The two set to work on the application for the Michigan Historical Commission, which requires applicants to make the case for their topic through the application and historical research. To help with the research on the history of Tejano music, Frank and Hill called Dávila. He interviewed Frank for a 2018 research project on Tejano music in the Midwest, which resulted in a newsletter later that year with Laurie Kay Sommers, an independent consultant in folklore and historic preservation.
“As a result of doing that research and connecting with Richard at the Institute, we were able to begin to piece together information, research and documentation to present to the state in order to get the marker approved,” Hill said.

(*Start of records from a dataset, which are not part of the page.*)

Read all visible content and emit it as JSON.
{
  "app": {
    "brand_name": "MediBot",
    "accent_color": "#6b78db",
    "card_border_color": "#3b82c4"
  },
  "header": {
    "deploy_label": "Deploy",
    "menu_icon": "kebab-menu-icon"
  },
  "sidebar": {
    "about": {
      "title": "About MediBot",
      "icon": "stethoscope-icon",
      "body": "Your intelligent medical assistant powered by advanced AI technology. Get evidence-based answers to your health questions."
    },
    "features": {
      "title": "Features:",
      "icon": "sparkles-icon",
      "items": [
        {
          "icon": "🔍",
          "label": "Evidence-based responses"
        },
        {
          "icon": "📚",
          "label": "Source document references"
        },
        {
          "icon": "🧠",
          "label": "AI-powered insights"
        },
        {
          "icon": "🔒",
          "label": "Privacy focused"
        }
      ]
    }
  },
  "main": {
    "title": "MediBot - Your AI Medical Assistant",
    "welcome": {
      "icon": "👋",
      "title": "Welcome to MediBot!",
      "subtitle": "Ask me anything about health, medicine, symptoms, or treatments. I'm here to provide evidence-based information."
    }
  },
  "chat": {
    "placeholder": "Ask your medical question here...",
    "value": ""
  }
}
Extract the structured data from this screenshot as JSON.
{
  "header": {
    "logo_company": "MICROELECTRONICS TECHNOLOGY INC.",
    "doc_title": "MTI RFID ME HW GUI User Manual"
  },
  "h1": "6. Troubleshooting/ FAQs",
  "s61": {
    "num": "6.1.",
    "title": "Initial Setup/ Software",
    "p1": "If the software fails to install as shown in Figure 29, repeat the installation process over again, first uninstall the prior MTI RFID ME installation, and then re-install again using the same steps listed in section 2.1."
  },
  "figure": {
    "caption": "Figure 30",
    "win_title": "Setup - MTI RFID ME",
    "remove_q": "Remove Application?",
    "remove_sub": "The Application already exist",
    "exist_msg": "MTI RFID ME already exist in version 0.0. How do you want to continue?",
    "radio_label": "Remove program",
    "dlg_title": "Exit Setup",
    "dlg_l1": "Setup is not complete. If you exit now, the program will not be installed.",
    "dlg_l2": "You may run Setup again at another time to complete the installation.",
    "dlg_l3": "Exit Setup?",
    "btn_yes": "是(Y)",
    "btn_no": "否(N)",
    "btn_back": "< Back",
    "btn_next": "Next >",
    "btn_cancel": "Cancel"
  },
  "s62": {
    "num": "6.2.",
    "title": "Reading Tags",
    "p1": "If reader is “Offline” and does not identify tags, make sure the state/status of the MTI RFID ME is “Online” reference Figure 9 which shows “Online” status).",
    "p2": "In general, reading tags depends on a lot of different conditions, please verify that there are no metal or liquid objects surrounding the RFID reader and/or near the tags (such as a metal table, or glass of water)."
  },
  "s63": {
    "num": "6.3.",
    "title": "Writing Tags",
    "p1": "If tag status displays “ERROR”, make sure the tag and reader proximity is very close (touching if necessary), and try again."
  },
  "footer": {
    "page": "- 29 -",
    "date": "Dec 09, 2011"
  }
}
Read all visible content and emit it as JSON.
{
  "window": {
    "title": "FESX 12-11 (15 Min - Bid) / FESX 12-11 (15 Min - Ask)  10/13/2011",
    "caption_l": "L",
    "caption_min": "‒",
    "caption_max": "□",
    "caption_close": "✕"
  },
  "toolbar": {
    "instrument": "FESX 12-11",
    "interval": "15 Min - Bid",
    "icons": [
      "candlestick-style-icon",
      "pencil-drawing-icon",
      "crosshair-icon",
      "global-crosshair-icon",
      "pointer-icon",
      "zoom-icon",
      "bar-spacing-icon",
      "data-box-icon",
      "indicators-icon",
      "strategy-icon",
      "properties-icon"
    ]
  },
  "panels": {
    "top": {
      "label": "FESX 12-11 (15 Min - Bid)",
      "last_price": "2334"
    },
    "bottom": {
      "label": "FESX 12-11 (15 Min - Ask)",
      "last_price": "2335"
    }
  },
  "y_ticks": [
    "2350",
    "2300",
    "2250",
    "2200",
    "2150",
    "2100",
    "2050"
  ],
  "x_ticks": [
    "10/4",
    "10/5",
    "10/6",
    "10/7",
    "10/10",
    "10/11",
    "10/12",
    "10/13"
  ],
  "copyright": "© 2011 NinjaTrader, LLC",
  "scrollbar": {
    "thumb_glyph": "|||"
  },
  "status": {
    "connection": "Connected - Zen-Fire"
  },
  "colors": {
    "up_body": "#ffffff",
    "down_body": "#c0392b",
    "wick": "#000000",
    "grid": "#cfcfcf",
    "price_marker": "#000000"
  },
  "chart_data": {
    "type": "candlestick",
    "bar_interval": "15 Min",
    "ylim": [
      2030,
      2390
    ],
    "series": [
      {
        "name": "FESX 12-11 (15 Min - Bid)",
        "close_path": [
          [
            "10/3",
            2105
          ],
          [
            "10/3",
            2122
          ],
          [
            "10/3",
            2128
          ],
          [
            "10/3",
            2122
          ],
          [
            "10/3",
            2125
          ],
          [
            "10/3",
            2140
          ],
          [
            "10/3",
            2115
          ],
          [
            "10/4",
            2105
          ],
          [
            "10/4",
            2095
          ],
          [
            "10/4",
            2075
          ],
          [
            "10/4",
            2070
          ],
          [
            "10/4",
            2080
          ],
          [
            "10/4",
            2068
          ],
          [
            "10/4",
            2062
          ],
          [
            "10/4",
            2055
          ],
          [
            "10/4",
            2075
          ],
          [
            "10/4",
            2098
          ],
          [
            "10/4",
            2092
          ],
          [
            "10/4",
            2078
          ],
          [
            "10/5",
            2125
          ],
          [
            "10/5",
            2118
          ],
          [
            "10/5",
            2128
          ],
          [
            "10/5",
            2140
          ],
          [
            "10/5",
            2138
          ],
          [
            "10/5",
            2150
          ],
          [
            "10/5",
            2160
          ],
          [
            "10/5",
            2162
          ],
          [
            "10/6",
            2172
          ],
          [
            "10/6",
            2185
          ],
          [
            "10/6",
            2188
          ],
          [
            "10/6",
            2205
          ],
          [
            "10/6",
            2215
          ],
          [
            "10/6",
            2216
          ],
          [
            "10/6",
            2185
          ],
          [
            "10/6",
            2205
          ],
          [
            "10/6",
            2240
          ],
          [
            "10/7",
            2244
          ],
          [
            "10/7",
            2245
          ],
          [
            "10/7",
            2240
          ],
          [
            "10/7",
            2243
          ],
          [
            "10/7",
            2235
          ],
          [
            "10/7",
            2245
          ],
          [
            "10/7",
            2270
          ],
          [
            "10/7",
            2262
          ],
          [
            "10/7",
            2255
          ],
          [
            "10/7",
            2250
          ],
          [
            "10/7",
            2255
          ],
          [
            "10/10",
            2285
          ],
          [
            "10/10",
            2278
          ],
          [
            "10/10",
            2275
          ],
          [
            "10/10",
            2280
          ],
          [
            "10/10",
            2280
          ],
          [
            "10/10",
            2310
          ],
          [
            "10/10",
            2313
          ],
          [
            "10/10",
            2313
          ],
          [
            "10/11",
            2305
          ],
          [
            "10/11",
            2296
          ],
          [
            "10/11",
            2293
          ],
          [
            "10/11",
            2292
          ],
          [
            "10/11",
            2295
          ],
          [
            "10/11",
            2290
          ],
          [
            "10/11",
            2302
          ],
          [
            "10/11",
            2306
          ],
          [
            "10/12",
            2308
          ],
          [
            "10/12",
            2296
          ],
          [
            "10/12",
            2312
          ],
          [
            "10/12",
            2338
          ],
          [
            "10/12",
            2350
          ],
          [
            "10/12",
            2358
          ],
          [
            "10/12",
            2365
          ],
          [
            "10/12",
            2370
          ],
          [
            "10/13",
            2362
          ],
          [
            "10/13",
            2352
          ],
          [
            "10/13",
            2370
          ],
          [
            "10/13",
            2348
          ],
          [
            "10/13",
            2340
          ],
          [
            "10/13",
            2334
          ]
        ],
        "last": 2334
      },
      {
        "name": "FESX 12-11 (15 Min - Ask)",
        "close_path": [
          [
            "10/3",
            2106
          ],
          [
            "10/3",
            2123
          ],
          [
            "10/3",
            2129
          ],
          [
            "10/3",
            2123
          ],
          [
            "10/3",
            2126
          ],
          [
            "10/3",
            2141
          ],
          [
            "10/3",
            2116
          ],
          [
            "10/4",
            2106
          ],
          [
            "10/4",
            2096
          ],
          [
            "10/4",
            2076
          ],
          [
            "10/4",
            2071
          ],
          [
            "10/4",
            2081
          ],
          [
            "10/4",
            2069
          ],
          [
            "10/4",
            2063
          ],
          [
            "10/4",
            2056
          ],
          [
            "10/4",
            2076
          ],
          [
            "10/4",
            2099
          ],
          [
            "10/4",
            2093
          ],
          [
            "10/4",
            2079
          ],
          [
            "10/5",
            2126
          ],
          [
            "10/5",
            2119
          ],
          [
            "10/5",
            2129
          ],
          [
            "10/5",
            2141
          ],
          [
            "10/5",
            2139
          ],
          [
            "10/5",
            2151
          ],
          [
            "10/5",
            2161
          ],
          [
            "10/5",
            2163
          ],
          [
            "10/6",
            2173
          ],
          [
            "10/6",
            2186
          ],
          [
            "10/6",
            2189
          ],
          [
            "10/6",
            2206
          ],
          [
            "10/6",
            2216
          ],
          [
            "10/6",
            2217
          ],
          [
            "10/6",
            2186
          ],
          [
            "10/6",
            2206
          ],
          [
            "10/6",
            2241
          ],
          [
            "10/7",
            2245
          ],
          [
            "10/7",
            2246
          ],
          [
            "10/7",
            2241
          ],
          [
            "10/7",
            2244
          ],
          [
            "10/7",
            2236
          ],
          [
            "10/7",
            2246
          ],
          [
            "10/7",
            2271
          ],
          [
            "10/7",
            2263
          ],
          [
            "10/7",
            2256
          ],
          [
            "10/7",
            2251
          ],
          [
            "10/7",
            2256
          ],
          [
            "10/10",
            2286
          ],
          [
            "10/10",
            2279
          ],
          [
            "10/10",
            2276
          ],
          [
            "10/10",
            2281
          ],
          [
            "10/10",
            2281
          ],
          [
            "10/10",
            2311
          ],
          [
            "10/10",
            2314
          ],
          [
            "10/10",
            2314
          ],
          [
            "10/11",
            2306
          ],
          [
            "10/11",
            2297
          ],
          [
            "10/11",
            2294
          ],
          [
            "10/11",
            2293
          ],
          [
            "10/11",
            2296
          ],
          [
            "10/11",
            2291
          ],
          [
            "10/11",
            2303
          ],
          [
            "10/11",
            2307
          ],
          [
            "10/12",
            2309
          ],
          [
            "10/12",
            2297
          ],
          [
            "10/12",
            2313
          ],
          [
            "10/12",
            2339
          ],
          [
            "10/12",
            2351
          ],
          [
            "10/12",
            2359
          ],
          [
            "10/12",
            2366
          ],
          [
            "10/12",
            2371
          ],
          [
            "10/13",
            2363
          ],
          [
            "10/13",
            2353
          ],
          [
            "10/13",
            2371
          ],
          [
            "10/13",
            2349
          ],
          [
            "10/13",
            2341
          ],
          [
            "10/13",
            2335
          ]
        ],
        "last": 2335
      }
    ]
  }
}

The application was submitted in December 2021 and was approved earlier this year, Hill said.
La música vive para siempre (Music lives on forever)
In addition to the installation of the marker, Friday’s celebration will feature music from local Tejano group Beto y Dos Guys and speakers including Detroit Deputy Mayor Todd Bettison; Michigan Historical Commission member Delia Fernandez-Jones; Mexicantown Community Development Corporation Executive Director Raymond Lozano; and Gillis.
Frank said the marker symbolizes that Tejano music is finally getting more recognition, not just for his father, but for other Tejano artists.
“It’s really amazing,” he said. “It’s gonna hit home more.”
Added Davila: “As someone who’s researching this music more broadly in the Midwest, I’m really proud to see this happening, to see this community that hasn’t really gotten a lot of recognition in the past. To be able to get this recognition from the state that says ‘there were Tejanos in Michigan, they contributed to the cultural life of the state in a meaningful way’…it’s really important to see that.”
And for past Tejano artists like Martin Solis Jr., their music will continue to play, even when they’re long gone.